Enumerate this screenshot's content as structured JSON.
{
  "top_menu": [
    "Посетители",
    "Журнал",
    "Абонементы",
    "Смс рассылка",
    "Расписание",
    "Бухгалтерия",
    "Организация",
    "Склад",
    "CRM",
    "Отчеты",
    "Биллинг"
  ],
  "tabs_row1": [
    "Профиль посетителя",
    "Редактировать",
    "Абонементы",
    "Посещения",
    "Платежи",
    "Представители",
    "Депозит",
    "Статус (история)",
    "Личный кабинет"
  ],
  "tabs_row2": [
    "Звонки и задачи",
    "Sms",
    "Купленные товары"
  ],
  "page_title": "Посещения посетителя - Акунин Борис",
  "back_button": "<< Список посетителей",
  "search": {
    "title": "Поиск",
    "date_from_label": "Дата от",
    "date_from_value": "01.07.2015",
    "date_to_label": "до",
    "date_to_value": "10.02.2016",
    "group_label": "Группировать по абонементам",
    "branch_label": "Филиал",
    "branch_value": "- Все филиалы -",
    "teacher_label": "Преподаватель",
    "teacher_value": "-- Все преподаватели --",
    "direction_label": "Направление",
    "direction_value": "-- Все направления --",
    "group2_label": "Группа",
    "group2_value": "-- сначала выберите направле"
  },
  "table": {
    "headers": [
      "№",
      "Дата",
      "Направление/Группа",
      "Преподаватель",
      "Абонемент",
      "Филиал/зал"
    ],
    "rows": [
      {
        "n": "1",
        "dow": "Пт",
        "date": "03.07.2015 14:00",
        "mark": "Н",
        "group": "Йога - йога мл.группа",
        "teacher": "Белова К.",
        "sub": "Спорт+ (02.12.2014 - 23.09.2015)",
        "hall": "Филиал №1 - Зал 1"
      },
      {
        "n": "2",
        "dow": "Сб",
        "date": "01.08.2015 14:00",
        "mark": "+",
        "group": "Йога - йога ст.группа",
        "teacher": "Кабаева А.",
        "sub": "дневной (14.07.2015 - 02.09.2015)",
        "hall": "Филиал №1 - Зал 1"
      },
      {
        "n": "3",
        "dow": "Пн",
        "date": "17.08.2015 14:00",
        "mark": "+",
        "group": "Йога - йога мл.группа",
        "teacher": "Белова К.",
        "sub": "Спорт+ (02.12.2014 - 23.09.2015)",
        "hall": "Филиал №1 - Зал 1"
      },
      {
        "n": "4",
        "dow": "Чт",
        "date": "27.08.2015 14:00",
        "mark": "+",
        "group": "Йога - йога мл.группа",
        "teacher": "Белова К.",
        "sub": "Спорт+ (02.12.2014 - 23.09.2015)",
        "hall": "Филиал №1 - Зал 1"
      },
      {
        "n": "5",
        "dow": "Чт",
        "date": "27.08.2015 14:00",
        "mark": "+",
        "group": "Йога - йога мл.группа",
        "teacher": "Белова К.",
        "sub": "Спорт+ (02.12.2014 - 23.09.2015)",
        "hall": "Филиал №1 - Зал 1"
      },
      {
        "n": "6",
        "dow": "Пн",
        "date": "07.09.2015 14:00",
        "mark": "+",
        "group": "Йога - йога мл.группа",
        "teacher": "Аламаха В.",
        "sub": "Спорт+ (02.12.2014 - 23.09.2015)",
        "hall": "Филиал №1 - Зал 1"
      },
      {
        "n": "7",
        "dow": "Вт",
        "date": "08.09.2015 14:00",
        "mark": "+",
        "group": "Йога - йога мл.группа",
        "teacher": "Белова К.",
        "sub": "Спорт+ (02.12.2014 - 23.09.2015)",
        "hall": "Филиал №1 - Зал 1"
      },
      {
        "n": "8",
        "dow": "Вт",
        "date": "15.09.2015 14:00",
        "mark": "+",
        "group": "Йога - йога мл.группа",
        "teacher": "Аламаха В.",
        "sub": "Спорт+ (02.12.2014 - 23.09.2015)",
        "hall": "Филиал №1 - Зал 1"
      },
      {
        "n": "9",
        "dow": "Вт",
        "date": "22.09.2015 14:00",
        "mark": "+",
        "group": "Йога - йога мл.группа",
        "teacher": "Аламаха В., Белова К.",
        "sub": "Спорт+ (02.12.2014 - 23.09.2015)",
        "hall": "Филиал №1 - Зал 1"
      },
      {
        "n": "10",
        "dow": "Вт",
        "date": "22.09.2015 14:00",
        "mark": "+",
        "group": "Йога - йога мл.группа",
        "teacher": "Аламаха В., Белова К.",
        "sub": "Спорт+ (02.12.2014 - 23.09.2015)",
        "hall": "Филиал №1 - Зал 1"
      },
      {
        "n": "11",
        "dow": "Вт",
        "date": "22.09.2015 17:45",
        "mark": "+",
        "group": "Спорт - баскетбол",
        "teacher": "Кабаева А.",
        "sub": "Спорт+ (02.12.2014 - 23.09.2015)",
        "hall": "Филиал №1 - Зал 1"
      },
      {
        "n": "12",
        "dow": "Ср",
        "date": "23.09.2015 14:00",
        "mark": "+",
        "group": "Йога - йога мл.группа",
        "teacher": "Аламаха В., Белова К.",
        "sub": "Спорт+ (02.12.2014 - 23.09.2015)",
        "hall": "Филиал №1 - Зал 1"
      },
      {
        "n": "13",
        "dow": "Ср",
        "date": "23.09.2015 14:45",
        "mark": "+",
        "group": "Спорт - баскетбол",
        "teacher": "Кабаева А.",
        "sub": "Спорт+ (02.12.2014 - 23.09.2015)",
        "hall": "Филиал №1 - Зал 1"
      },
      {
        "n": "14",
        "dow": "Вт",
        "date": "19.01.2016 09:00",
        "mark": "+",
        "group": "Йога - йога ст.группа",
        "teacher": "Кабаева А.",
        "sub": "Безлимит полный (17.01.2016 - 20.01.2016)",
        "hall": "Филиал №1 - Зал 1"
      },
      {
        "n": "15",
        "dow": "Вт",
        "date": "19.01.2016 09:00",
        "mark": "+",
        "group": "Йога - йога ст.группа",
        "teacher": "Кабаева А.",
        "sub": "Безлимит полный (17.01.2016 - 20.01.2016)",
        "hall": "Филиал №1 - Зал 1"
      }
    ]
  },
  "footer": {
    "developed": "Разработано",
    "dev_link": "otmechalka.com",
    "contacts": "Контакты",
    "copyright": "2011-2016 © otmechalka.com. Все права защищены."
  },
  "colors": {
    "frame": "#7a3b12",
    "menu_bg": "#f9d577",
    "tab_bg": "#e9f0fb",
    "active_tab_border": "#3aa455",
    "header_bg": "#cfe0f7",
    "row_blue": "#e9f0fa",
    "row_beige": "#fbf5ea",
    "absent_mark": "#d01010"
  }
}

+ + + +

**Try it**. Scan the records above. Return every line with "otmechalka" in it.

**Output below**.
    "dev_link": "otmechalka.com",
    "copyright": "2011-2016 © otmechalka.com. Все права защищены."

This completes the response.